“Everyone needs to continue to stay home as much as possible and maintain physical distancing to ensure the province continues to stop the spread of COVID-19 and flatten the curve,” said Barbara Yaffe, the province’s associate medical officer of health. “These actions are making a big difference.”
Yaffe said the province has moved to the next phase of its testing strategy, expanding testing in long-term care homes, congregate settings and other vulnerable populations.
Last week, the province announced an action plan to fight COVID-19 in long-term care homes.
“We are confident that those measures will in fact have a great impact on outbreaks and preventing and controlling infection in this setting, but it doesn’t happen overnight. It takes time,” said Yaffe.
She added there is “no clear answer” on when the province will begin to remove some of its COVID-19 restrictions.
“It will not be a light switch, on, off. It will be very gradual,” said Yaffe, adding that Ontario will need to monitor infection rates once restrictions lift to ensure there is no surge in cases. “Because once (the restrictions) lift, it will be very hard to go back.
“It’ll be nice in the summer, hopefully things will be better by then.
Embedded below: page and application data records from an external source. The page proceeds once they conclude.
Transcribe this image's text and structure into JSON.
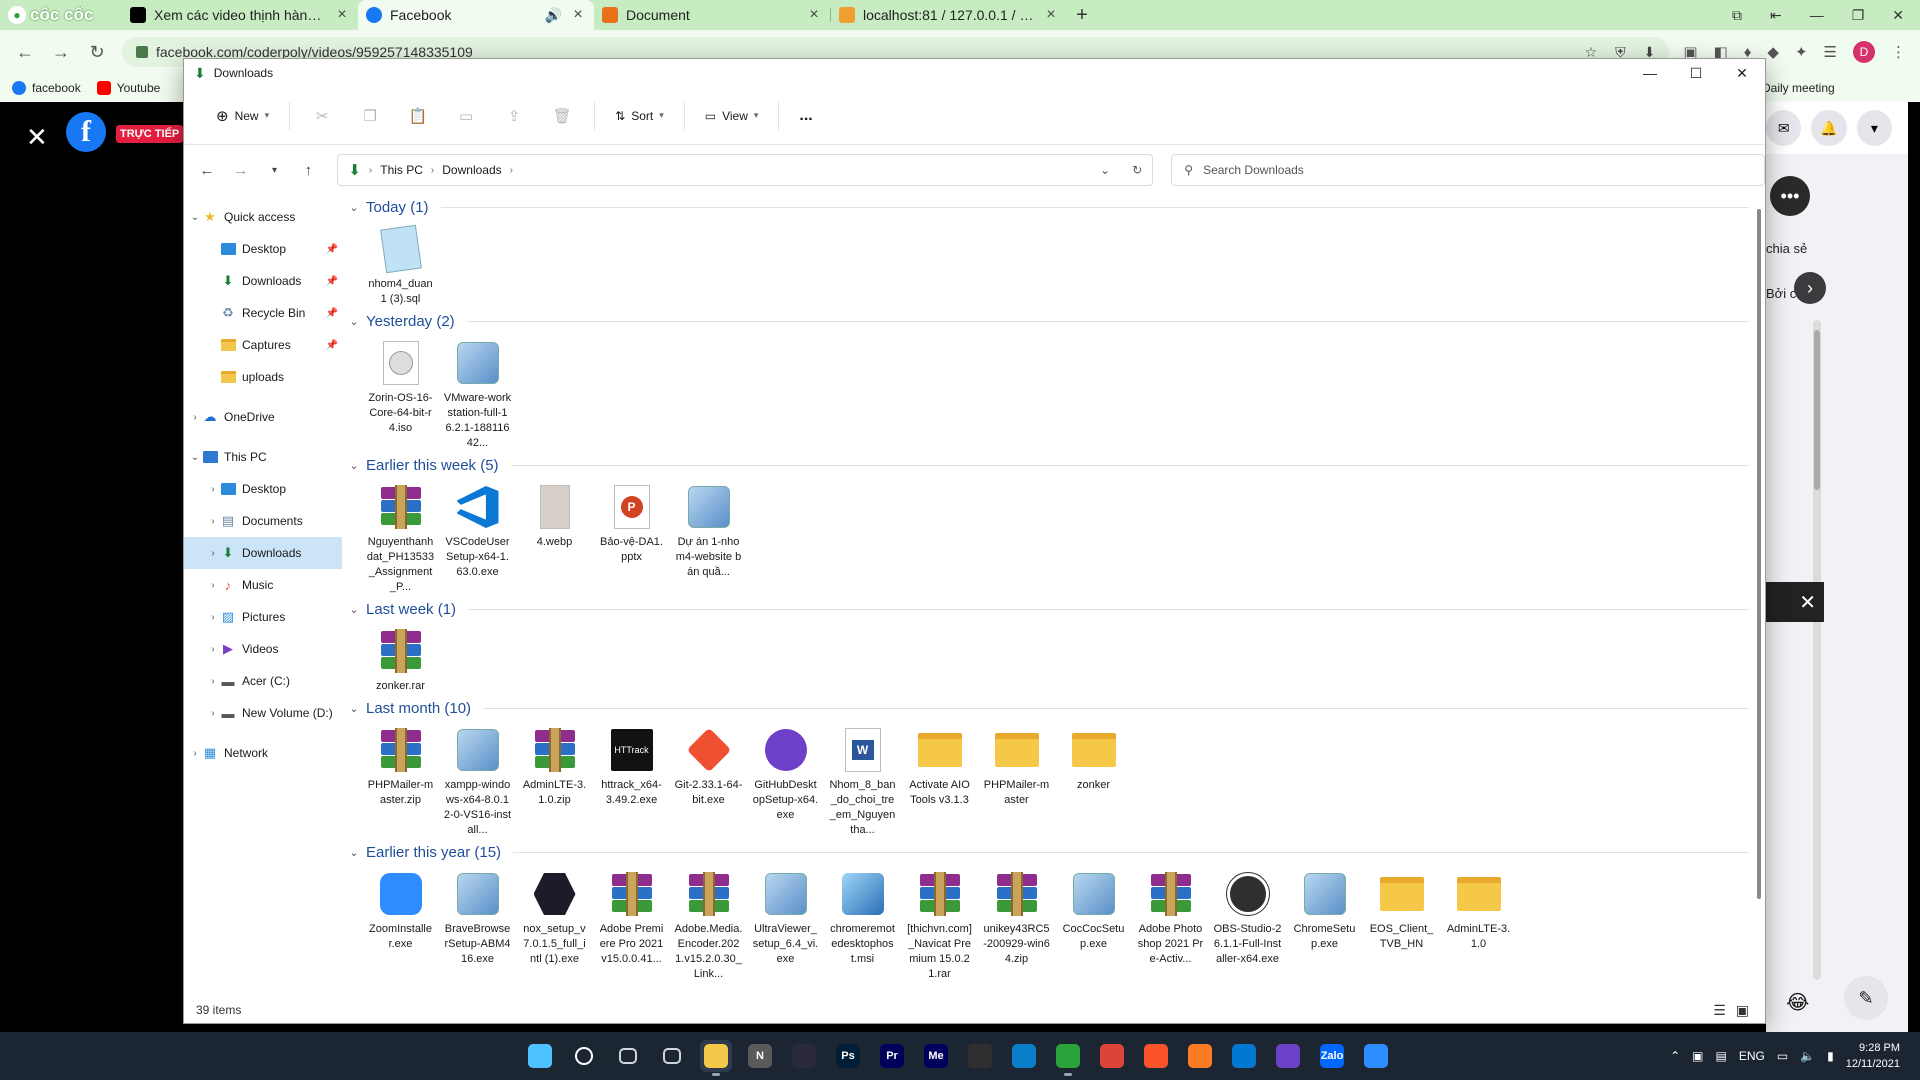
{
  "browser": {
    "brand": "cốc cốc",
    "tabs": [
      {
        "title": "Xem các video thịnh hành d",
        "fav_color": "#000000"
      },
      {
        "title": "Facebook",
        "fav_color": "#1877f2"
      },
      {
        "title": "Document",
        "fav_color": "#e8711a"
      },
      {
        "title": "localhost:81 / 127.0.0.1 / nho",
        "fav_color": "#f0a030"
      }
    ],
    "url": "facebook.com/coderpoly/videos/959257148335109",
    "bookmarks": [
      {
        "label": "facebook",
        "color": "#1877f2"
      },
      {
        "label": "Youtube",
        "color": "#ff0000"
      }
    ],
    "bookmark_right": "Daily meeting",
    "avatar_letter": "D"
  },
  "facebook": {
    "live_badge": "TRỰC TIẾP",
    "side_text_1": "chia sẻ",
    "side_text_2": "Bởi c",
    "logo": "f"
  },
  "explorer": {
    "title": "Downloads",
    "toolbar": {
      "new_label": "New",
      "sort_label": "Sort",
      "view_label": "View",
      "more_label": "..."
    },
    "breadcrumb": [
      "This PC",
      "Downloads"
    ],
    "search_placeholder": "Search Downloads",
    "status": "39 items",
    "sidebar": [
      {
        "label": "Quick access",
        "icon": "star-icon",
        "level": 0,
        "expanded": true
      },
      {
        "label": "Desktop",
        "icon": "desktop-icon",
        "level": 1,
        "pinned": true
      },
      {
        "label": "Downloads",
        "icon": "download-icon",
        "level": 1,
        "pinned": true
      },
      {
        "label": "Recycle Bin",
        "icon": "recycle-bin-icon",
        "level": 1,
        "pinned": true
      },
      {
        "label": "Captures",
        "icon": "folder-icon",
        "level": 1,
        "pinned": true
      },
      {
        "label": "uploads",
        "icon": "folder-icon",
        "level": 1,
        "pinned": false
      },
      {
        "label": "OneDrive",
        "icon": "cloud-icon",
        "level": 0,
        "expanded": false
      },
      {
        "label": "This PC",
        "icon": "pc-icon",
        "level": 0,
        "expanded": true
      },
      {
        "label": "Desktop",
        "icon": "desktop-icon",
        "level": 1
      },
      {
        "label": "Documents",
        "icon": "documents-icon",
        "level": 1
      },
      {
        "label": "Downloads",
        "icon": "download-icon",
        "level": 1,
        "selected": true
      },
      {
        "label": "Music",
        "icon": "music-icon",
        "level": 1
      },
      {
        "label": "Pictures",
        "icon": "pictures-icon",
        "level": 1
      },
      {
        "label": "Videos",
        "icon": "videos-icon",
        "level": 1
      },
      {
        "label": "Acer (C:)",
        "icon": "drive-icon",
        "level": 1
      },
      {
        "label": "New Volume (D:)",
        "icon": "drive-icon",
        "level": 1
      },
      {
        "label": "Network",
        "icon": "network-icon",
        "level": 0,
        "expanded": false
      }
    ],
    "groups": [
      {
        "title": "Today (1)",
        "items": [
          {
            "name": "nhom4_duan1 (3).sql",
            "icon": "notepad-icon"
          }
        ]
      },
      {
        "title": "Yesterday (2)",
        "items": [
          {
            "name": "Zorin-OS-16-Core-64-bit-r4.iso",
            "icon": "disc-image-icon"
          },
          {
            "name": "VMware-workstation-full-16.2.1-18811642...",
            "icon": "installer-icon"
          }
        ]
      },
      {
        "title": "Earlier this week (5)",
        "items": [
          {
            "name": "Nguyenthanhdat_PH13533_Assignment_P...",
            "icon": "winrar-icon"
          },
          {
            "name": "VSCodeUserSetup-x64-1.63.0.exe",
            "icon": "vscode-icon"
          },
          {
            "name": "4.webp",
            "icon": "photo-icon"
          },
          {
            "name": "Bảo-vệ-DA1.pptx",
            "icon": "powerpoint-icon"
          },
          {
            "name": "Dự án 1-nhom4-website bán quầ...",
            "icon": "installer-icon"
          }
        ]
      },
      {
        "title": "Last week (1)",
        "items": [
          {
            "name": "zonker.rar",
            "icon": "winrar-icon"
          }
        ]
      },
      {
        "title": "Last month (10)",
        "items": [
          {
            "name": "PHPMailer-master.zip",
            "icon": "winrar-icon"
          },
          {
            "name": "xampp-windows-x64-8.0.12-0-VS16-install...",
            "icon": "installer-icon"
          },
          {
            "name": "AdminLTE-3.1.0.zip",
            "icon": "winrar-icon"
          },
          {
            "name": "httrack_x64-3.49.2.exe",
            "icon": "httrack-icon"
          },
          {
            "name": "Git-2.33.1-64-bit.exe",
            "icon": "git-icon"
          },
          {
            "name": "GitHubDesktopSetup-x64.exe",
            "icon": "github-icon"
          },
          {
            "name": "Nhom_8_ban_do_choi_tre_em_Nguyentha...",
            "icon": "word-icon"
          },
          {
            "name": "Activate AIO Tools v3.1.3",
            "icon": "folder-icon"
          },
          {
            "name": "PHPMailer-master",
            "icon": "folder-icon"
          },
          {
            "name": "zonker",
            "icon": "folder-icon"
          }
        ]
      },
      {
        "title": "Earlier this year (15)",
        "items": [
          {
            "name": "ZoomInstaller.exe",
            "icon": "zoom-icon"
          },
          {
            "name": "BraveBrowserSetup-ABM416.exe",
            "icon": "installer-icon"
          },
          {
            "name": "nox_setup_v7.0.1.5_full_intl (1).exe",
            "icon": "nox-icon"
          },
          {
            "name": "Adobe Premiere Pro 2021 v15.0.0.41...",
            "icon": "winrar-icon"
          },
          {
            "name": "Adobe.Media.Encoder.2021.v15.2.0.30_Link...",
            "icon": "winrar-icon"
          },
          {
            "name": "UltraViewer_setup_6.4_vi.exe",
            "icon": "installer-icon"
          },
          {
            "name": "chromeremotedesktophost.msi",
            "icon": "msi-icon"
          },
          {
            "name": "[thichvn.com]_Navicat Premium 15.0.21.rar",
            "icon": "winrar-icon"
          },
          {
            "name": "unikey43RC5-200929-win64.zip",
            "icon": "winrar-icon"
          },
          {
            "name": "CocCocSetup.exe",
            "icon": "installer-icon"
          },
          {
            "name": "Adobe Photoshop 2021 Pre-Activ...",
            "icon": "winrar-icon"
          },
          {
            "name": "OBS-Studio-26.1.1-Full-Installer-x64.exe",
            "icon": "obs-icon"
          },
          {
            "name": "ChromeSetup.exe",
            "icon": "installer-icon"
          },
          {
            "name": "EOS_Client_TVB_HN",
            "icon": "folder-icon"
          },
          {
            "name": "AdminLTE-3.1.0",
            "icon": "folder-icon"
          }
        ]
      }
    ]
  },
  "taskbar": {
    "apps": [
      {
        "name": "start",
        "label": "",
        "color": "#4cc2ff"
      },
      {
        "name": "search",
        "label": "",
        "color": "transparent"
      },
      {
        "name": "task-view",
        "label": "",
        "color": "transparent"
      },
      {
        "name": "widgets",
        "label": "",
        "color": "transparent"
      },
      {
        "name": "file-explorer",
        "label": "",
        "color": "#f3c74a",
        "active": true
      },
      {
        "name": "notepad",
        "label": "N",
        "color": "#5a5a5a"
      },
      {
        "name": "nox",
        "label": "",
        "color": "#2a2a3a"
      },
      {
        "name": "photoshop",
        "label": "Ps",
        "color": "#001e36"
      },
      {
        "name": "premiere",
        "label": "Pr",
        "color": "#00005b"
      },
      {
        "name": "media-encoder",
        "label": "Me",
        "color": "#00005b"
      },
      {
        "name": "obs",
        "label": "",
        "color": "#302e31"
      },
      {
        "name": "edge",
        "label": "",
        "color": "#0c7dc7"
      },
      {
        "name": "coccoc",
        "label": "",
        "color": "#2aa33b",
        "running": true
      },
      {
        "name": "chrome",
        "label": "",
        "color": "#db4437"
      },
      {
        "name": "brave",
        "label": "",
        "color": "#fb542b"
      },
      {
        "name": "xampp",
        "label": "",
        "color": "#fb7a24"
      },
      {
        "name": "vscode",
        "label": "",
        "color": "#0078d4"
      },
      {
        "name": "github",
        "label": "",
        "color": "#6e40c9"
      },
      {
        "name": "zalo",
        "label": "Zalo",
        "color": "#0068ff"
      },
      {
        "name": "zoom",
        "label": "",
        "color": "#2d8cff"
      }
    ],
    "language": "ENG",
    "time": "9:28 PM",
    "date": "12/11/2021"
  }
}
But I don’t want to start letting people completely let go of social distancing,” said Yaffe.
“The virus is still there. We don’t want to have a second wave. We can avoid it by taking things slowly and carefully.”
In a media briefing Monday, Premier Doug Ford praised the work of Ontarians in practicing physical distancing.
“Today we saw new modelling that shows there’s some light at the end of the tunnel. The numbers clearly show that the steps we have taken as a province are working,” said Ford.
He noted, “we’re not out of the woods yet – far from it. We’re still in the middle of a battle, we’re still fighting hard to protect our long-term care homes and our most vulnerable.
“Our No. 1 priority is the safety of the people of this province. I know that people get anxious and rambunctious – but what, over waiting a few more weeks? I’d rather wait and be safe,” said Ford.
Brown, of the University of Toronto, also addressed those who might regard the difference between the first and second modelling projections with suspicion.
“I can understand why people say, ‘well this isn’t the same projection as two weeks ago.’ Well, we would hope it wouldn’t be the same projection as two weeks ago,” said Brown.
“When we release a model, when there’s numbers that are in those models that look quite frightening, people do change behaviour. If you look on the city streets, if you look at what’s happening, people have changed behaviour.”
Brown also noted that people living in low-income neighbourhoods in Ontario are now at a “much higher risk” of COVID-19 infection – unlike the initial wave of infection largely driven by travel.
Since Sunday morning, 106 people have died in Ontario due to COVID-19, bringing the total number of coronavirus deaths in the province to 659.
– with files from Taylor Blewett, John Willing & Canadian Press.